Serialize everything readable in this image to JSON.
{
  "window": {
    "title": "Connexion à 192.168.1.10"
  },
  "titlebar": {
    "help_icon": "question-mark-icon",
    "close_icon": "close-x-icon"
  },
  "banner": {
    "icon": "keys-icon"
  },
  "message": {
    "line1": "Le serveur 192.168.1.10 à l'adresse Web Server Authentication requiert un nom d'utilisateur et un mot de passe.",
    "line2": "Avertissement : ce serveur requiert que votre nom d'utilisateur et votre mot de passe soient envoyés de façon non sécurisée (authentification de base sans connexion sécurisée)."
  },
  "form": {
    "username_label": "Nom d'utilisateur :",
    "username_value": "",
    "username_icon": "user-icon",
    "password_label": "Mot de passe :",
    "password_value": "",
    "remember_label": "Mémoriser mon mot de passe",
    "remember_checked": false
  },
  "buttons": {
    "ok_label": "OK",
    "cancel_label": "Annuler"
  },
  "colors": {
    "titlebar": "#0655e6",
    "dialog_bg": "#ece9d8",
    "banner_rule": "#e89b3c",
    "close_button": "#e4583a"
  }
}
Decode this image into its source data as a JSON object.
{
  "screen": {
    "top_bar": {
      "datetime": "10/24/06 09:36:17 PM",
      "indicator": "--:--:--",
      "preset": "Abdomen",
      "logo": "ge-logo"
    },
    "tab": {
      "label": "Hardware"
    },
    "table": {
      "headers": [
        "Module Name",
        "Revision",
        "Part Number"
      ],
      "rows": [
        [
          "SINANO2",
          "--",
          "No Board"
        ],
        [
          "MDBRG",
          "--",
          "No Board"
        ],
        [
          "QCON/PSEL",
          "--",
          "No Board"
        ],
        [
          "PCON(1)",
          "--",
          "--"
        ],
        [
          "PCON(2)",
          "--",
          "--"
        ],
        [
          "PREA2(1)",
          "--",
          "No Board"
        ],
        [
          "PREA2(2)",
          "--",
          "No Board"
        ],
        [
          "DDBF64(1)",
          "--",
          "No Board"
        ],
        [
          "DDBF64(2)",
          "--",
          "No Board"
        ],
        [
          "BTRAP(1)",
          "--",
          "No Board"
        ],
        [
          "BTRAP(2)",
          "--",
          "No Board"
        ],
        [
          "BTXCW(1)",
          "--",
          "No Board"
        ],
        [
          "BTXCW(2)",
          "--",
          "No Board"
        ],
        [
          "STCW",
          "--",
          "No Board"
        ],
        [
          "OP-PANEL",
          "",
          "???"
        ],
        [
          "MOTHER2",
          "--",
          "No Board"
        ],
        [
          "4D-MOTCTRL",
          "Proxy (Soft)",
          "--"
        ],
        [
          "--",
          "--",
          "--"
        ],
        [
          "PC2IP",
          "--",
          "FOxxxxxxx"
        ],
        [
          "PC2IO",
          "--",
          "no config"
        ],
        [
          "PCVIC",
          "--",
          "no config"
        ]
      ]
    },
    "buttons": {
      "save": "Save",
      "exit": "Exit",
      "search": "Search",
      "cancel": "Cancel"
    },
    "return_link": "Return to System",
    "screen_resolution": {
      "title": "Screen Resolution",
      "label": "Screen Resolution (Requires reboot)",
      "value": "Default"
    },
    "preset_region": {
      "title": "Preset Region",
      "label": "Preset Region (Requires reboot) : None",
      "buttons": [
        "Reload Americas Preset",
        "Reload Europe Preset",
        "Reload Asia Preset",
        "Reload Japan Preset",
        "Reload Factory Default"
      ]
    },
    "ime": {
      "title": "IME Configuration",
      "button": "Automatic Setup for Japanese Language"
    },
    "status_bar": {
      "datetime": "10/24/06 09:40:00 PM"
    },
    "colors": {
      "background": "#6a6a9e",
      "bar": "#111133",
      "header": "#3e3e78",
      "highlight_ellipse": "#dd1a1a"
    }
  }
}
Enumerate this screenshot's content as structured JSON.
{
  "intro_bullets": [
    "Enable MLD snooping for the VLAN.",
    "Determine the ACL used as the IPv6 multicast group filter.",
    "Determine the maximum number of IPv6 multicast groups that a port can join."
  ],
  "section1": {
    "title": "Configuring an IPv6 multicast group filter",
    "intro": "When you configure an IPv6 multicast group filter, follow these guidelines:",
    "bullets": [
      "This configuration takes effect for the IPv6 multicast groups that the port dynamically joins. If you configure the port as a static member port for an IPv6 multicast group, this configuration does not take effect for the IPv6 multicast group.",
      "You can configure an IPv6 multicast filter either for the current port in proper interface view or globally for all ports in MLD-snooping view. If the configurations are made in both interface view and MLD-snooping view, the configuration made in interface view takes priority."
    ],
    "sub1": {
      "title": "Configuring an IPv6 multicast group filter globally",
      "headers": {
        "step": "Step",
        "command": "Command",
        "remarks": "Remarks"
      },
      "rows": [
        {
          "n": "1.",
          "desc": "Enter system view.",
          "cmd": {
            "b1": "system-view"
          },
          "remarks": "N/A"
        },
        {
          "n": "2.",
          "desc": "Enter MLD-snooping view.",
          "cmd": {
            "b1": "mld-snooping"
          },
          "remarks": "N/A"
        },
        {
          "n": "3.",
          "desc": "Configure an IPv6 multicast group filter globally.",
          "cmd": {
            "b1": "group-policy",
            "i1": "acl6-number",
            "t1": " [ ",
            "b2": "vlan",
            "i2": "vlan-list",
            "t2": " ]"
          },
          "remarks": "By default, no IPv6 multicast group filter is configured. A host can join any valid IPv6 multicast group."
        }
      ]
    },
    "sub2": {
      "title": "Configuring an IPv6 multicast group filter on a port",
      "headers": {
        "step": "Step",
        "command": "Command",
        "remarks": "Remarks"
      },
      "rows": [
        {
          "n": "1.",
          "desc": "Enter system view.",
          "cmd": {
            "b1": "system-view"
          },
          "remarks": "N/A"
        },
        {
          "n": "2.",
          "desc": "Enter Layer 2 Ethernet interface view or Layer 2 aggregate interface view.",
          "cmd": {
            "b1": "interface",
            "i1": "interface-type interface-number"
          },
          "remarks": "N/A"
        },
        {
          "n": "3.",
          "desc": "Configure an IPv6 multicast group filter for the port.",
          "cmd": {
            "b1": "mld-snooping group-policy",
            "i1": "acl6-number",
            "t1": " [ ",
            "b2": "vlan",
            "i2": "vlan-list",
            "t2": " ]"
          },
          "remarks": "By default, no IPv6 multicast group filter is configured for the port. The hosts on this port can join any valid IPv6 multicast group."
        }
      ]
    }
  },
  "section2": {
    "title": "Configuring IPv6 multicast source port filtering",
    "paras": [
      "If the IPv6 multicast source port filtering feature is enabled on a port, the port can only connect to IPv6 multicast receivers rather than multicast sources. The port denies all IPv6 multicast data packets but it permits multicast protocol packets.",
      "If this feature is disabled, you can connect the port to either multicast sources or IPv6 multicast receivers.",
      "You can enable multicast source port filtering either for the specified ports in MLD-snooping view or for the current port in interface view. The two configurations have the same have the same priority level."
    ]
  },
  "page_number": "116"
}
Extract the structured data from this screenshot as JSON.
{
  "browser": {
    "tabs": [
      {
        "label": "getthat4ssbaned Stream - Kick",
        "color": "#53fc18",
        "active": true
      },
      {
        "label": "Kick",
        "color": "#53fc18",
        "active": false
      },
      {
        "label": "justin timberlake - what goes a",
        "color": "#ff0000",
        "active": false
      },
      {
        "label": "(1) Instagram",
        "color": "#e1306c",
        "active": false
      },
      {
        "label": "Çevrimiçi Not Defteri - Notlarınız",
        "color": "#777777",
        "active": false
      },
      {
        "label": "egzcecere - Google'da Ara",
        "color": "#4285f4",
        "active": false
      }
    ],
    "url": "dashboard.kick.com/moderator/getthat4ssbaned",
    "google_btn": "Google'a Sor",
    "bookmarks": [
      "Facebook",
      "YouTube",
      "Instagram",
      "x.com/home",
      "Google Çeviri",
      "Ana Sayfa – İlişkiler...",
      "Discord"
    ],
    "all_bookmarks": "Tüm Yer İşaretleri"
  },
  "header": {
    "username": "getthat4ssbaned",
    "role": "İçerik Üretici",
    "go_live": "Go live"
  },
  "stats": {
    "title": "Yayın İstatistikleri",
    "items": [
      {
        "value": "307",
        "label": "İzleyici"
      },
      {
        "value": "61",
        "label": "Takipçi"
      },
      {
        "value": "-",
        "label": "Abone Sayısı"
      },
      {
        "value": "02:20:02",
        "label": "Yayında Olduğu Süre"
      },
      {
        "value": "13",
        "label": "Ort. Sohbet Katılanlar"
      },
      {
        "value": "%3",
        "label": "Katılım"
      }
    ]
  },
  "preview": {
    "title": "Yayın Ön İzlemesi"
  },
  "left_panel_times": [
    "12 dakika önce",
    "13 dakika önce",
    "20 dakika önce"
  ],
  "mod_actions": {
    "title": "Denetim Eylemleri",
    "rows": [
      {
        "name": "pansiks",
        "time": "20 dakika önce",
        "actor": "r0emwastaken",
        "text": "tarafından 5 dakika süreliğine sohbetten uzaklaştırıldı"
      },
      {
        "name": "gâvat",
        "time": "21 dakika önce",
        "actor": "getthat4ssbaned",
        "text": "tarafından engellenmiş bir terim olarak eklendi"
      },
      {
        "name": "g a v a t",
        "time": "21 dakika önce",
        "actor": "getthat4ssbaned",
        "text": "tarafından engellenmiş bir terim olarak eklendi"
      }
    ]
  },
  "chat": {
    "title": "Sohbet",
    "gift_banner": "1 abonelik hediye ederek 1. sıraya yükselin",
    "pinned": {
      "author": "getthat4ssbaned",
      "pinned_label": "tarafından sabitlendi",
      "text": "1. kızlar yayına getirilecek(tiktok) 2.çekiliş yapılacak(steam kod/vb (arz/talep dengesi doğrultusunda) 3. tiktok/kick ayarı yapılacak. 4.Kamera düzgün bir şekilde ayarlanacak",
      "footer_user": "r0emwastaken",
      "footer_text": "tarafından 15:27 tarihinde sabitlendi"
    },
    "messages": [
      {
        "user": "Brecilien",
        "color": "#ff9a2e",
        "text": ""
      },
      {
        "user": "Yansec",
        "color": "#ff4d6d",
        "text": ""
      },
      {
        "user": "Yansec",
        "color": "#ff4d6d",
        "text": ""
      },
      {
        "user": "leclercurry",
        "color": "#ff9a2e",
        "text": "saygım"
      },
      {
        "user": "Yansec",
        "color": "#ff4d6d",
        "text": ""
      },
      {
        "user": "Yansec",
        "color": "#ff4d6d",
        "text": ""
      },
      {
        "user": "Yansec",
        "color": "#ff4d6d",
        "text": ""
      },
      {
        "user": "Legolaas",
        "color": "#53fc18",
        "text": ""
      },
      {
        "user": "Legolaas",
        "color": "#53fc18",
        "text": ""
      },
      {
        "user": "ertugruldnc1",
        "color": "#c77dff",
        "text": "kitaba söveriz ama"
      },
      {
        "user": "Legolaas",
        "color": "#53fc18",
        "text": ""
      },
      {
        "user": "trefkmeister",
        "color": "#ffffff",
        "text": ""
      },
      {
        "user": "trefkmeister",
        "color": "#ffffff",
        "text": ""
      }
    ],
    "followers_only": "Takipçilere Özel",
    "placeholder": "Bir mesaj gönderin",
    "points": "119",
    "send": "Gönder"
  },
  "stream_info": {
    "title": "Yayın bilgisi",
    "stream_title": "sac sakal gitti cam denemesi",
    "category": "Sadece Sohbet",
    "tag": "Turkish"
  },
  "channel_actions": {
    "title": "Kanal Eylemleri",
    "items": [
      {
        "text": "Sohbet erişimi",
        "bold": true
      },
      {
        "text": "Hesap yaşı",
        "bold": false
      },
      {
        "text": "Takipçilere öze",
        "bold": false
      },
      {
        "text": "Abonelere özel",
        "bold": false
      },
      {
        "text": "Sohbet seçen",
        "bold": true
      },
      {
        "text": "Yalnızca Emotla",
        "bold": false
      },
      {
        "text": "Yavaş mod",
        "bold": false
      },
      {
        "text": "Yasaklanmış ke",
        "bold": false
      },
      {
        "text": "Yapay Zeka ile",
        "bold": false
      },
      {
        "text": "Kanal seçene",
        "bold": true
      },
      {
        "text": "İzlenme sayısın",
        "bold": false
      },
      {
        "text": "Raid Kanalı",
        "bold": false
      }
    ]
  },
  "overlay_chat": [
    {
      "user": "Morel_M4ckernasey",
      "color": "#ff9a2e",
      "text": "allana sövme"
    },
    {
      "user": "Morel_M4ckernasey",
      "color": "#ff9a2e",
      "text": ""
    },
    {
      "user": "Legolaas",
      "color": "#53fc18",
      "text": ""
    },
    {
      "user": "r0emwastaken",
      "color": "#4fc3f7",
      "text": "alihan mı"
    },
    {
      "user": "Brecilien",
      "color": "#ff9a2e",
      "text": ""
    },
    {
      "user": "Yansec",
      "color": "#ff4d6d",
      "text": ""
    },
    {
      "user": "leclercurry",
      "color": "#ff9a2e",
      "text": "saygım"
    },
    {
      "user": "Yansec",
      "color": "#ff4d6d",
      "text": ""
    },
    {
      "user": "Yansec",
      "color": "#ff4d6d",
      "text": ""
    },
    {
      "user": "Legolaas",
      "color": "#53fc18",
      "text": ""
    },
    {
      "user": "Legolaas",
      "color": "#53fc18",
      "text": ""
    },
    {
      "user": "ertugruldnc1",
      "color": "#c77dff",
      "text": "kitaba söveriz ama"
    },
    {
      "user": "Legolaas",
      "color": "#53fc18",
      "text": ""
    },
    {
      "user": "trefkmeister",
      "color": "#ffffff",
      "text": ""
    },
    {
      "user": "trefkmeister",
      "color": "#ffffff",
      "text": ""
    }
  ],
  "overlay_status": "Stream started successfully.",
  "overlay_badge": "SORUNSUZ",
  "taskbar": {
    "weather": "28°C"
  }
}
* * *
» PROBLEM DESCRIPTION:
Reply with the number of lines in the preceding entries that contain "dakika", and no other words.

» ANSWER BOX:
7